The hours also accumulated because of the county's five one-stop voting sites that were open seven days a week, she said.

"We have got to be there for the openings and the closings," she said. "We have to go back and forth for supplies. There is a lot of prep work to this. There is no time off between August and December, there is just no time for time off.

"I am just happy it (election) went so well and so many people came out to vote."

Election officials also had to scan new same-day voter registrations into the computer system and verify the information. The staff handled those duties after hours, she said.

The one-stop costs included $10,408 for 1,083 hours of overtime. Another $5,415 for 356 hours were included in the breakdown for the general election. That averages out to about 360 hours per employee.
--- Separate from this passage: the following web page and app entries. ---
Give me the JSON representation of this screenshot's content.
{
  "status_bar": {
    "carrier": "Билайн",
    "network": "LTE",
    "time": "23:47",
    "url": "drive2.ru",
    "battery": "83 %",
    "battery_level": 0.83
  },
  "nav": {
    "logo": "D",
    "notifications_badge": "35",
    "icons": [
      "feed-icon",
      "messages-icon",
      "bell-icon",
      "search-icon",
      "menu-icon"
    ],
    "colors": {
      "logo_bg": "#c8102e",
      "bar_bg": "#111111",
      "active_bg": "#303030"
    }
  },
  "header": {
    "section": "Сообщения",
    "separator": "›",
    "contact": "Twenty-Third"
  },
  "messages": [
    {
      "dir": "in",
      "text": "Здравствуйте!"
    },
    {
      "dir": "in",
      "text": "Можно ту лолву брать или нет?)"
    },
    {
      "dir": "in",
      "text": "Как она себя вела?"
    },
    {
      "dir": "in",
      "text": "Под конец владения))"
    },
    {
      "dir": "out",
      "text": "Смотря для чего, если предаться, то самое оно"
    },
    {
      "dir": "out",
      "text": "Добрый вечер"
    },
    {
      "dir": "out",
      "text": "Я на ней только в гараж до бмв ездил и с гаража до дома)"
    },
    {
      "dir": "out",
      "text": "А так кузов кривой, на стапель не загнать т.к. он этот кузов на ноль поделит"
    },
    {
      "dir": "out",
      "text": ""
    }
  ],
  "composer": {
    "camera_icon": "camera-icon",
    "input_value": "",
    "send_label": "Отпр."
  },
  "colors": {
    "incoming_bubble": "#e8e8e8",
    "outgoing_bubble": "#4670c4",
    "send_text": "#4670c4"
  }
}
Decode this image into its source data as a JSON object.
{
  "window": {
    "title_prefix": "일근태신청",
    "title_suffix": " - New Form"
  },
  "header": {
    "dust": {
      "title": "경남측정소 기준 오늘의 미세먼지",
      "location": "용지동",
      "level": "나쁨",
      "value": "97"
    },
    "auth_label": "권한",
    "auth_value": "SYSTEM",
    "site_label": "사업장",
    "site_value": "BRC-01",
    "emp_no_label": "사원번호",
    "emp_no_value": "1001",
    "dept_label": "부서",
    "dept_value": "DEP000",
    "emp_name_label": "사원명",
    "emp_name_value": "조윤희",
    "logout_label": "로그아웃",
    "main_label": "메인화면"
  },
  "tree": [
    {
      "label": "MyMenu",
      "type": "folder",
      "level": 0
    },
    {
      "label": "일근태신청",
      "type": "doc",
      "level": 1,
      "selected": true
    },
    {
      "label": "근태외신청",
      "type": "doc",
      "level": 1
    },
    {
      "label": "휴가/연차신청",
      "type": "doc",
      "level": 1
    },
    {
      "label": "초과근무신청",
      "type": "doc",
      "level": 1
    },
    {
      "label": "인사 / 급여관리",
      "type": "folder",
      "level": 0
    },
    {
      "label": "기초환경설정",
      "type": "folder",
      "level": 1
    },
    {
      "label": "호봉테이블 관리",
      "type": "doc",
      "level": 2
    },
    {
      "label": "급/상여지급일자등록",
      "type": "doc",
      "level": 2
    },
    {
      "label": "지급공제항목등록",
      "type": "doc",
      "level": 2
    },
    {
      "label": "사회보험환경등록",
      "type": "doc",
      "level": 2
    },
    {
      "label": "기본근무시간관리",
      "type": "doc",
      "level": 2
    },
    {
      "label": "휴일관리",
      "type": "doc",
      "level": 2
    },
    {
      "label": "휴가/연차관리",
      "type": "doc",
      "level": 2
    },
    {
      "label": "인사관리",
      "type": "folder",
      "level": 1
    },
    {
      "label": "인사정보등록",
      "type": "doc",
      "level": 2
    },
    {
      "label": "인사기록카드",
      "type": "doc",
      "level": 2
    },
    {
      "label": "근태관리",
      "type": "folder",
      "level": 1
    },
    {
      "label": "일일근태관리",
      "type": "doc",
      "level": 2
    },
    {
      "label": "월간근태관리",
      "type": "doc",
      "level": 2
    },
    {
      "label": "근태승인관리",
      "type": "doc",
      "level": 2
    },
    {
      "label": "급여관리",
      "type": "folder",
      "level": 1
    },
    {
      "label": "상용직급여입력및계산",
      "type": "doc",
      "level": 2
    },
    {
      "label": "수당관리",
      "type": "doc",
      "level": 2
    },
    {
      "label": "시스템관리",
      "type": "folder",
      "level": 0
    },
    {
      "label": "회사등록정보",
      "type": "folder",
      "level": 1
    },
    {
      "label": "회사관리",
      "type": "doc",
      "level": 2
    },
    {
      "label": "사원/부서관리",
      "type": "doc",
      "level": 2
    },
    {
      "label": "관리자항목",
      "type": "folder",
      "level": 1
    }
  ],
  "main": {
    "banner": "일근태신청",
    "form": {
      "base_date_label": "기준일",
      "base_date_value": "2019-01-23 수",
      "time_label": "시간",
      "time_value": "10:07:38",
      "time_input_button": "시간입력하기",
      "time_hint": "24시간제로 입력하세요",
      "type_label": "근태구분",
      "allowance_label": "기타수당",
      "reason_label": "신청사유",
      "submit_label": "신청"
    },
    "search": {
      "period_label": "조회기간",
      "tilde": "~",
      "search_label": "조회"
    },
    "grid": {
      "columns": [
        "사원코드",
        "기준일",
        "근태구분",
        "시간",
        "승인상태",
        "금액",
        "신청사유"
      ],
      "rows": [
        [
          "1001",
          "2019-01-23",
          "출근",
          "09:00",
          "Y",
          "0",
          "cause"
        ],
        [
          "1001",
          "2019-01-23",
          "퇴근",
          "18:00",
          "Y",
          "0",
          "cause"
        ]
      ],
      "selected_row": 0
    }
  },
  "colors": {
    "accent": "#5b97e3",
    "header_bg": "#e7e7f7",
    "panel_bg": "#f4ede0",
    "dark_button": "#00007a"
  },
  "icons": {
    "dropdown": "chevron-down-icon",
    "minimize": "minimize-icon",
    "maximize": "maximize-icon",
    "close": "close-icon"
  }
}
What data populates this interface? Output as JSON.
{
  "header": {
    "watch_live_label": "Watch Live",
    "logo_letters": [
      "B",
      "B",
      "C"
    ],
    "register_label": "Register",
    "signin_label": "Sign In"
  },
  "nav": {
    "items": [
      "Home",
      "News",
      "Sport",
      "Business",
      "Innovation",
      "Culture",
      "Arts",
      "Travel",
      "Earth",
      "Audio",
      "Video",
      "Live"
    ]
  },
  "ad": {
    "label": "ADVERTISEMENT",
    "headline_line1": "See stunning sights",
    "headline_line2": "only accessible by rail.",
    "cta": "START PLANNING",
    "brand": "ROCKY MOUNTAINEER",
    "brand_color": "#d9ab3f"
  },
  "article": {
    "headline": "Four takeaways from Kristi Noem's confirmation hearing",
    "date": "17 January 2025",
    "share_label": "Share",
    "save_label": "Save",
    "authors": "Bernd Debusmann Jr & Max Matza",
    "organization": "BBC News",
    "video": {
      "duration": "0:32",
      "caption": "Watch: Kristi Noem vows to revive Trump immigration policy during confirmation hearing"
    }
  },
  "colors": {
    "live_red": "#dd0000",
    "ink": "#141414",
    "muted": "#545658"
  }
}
County Manager Lee Smith was not surprised.

Smith said he has seen the hours as low as 900 and as high as 1,400.

"With the election going on it was not practical to allow time off," he said.

But now that the election is over, employees will be allowed to start taking comp time, he said.

Even with the hours and comp time involved it was still cheaper than having to hire a full-time employee who also would have been entitled to a benefits package, he said.

Other costs associated with one-stop voting included $69,067 for personnel; $30,724 for equipment; $5,583 for supplies; $3,849 for advertising; and $10,562 for ballots.

Election Day costs included $35,829 for workers; $25,461 for part-time staff; $974 for advertising; $1,088 for phones; $32,334 for ballots; $928 for equipment delivery; $10,645 for ATV and provisional envelopes; $263 for fuel costs; $481 for travel; $770 for rent; $4,500 for election coding; and $5,000 for election support.